> EXERCISE DETAILS:
Whenever a line below includes the string "just", show it.

> DATA FOR THE TASK:

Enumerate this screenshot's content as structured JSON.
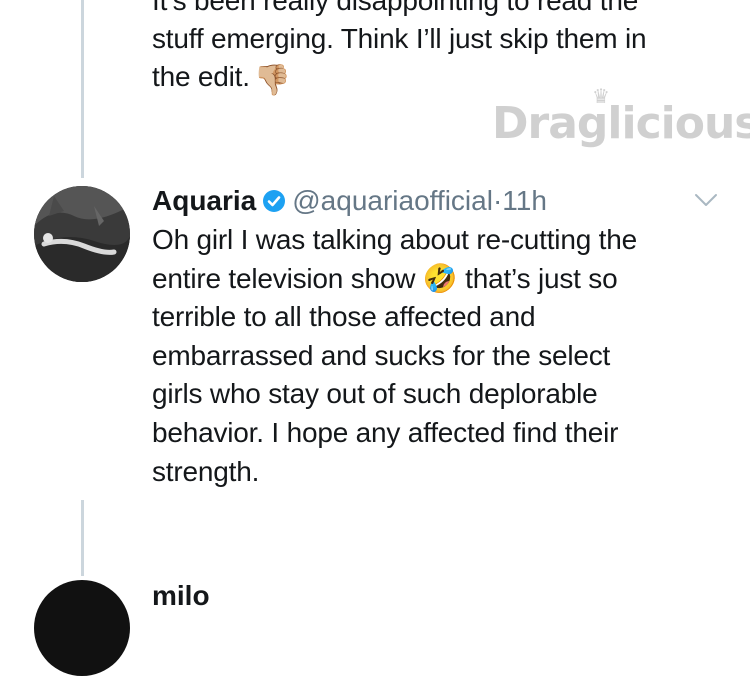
{
  "previous_tweet": {
    "lines": [
      "It’s been really disappointing to read the",
      "stuff emerging. Think I’ll just skip them in",
      "the edit."
    ],
    "emoji": "👎🏼",
    "emoji_icon": "thumbs-down-icon"
  },
  "watermark": {
    "text": "Draglicious"
  },
  "tweet": {
    "display_name": "Aquaria",
    "verified": true,
    "handle": "@aquariaofficial",
    "separator": "·",
    "time": "11h",
    "body": {
      "line1": "Oh girl I was talking about re-cutting the",
      "line2_before": "entire television show",
      "line2_emoji": "🤣",
      "line2_after": "that’s just so",
      "line3": "terrible to all those affected and",
      "line4": "embarrassed and sucks for the select",
      "line5": "girls who stay out of such deplorable",
      "line6": "behavior. I hope any affected find their",
      "line7": "strength."
    }
  },
  "next_tweet": {
    "display_name": "milo"
  },
  "colors": {
    "text": "#14171a",
    "muted": "#657786",
    "verified": "#1da1f2",
    "thread_line": "#ccd6dd"
  }
}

> PROBLEM SOLUTION:
      "stuff emerging. Think I’ll just skip them in",
      "line2_after": "that’s just so",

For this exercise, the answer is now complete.